Justice Dept. again won’t intervene in Rubashkin case

Justice Dept. again won’t intervene in Rubashkin case

NEW YORK — The U.S. Department of Justice again has declined to intervene in the sentencing of a convicted kosher meat executive.

Assistant Attorney General Lanny Breuer wrote in a letter Monday that concerns about the sentencing of former Agriprocessors executive Sholom Rubashkin were best raised with the presiding judge in northern Iowa, Linda Reade, or with local federal prosecutors.

Breuer’s letter, addressed to Rubashkin’s attorney Nathan Lewin, follows several appeals for examination of the case. Federal prosecutors are seeking a hefty sentence for Rubashkin’s conviction on fraud charges. Sentencing is due to take place this month.

Two weeks ago, federal prosecutors submitted a sentencing memorandum in the case in which they calculated that Rubashkin’s crimes resulted in a score on a federal sentencing guidelines scale that correlates with life imprisonment. The memo prompted expressions of outrage from a number of Jewish leaders and led to a series of letters to the Department of Justice and Reade seeking redress.
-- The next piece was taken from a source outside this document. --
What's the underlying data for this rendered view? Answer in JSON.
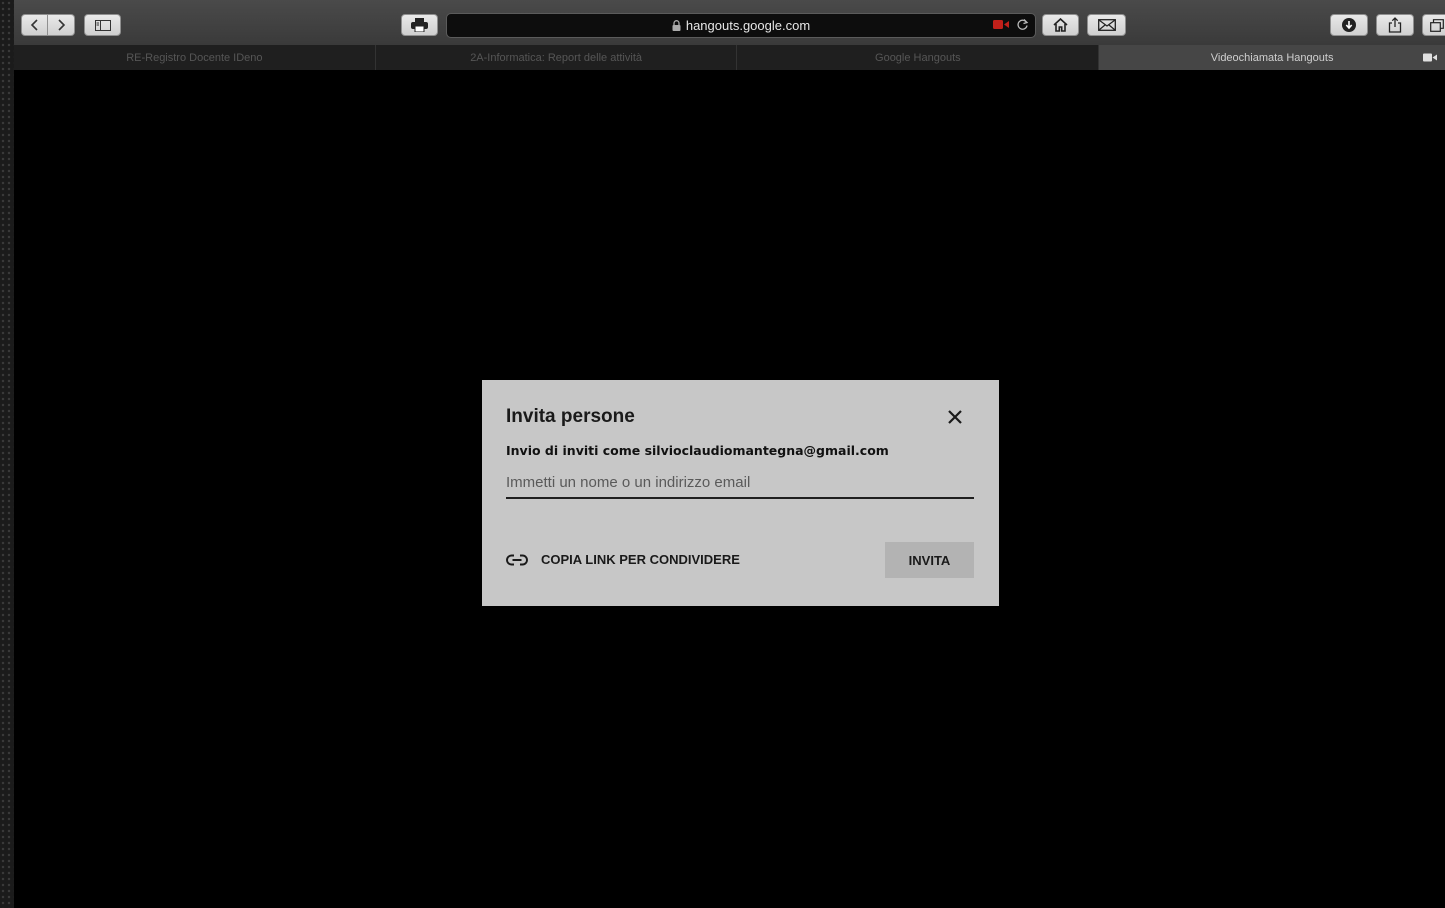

In a letter Monday to Reade, former U.S. Attorney Brett Tolman and former Iowa federal judge Paul Cassell wrote that the sentencing guidelines would seem to call for a harsher sentence than if Rubashkin had been convicted of murder, kidnapping or rape.

“In fact, the Government’s guidelines calculations are so flawed that they imply that his sentence should be the same as if Mr. Rubashkin had committed first degree murder,” Tolman and Cassell wrote. “Such a lengthy sentence would clearly be disproportionate to his offenses.”

Separately, Lewin wrote Breuer on April 11 asking that Justice Department attorneys be assigned to investigate the conduct of the Iowa prosecutors. Breuer also received a letter from the Simon Wiesenthal Center, which described the sentencing recommendation as “grotesque.”

A jury convicted Rubashkin last November on 86 counts of financial fraud. He has yet to be tried on charges stemming from his alleged hiring of illegal workers to staff the Agriprocessors meatpacking plant in Postville, Iowa. In the wake of a massive federal immigration raid in 2008, during which hundreds of company employees were arrested and subsequently deported, Agriprocessors gradually slid toward bankruptcy.

Breuer’s letter marks the second time Justice Department officials have declined to get involved in the case. Following a January letter to Attorney General Eric Holder from a coalition of rabbis asking for reconsideration of the case, a department official responded that the case had been “fully litigated” and there was nothing more to be done.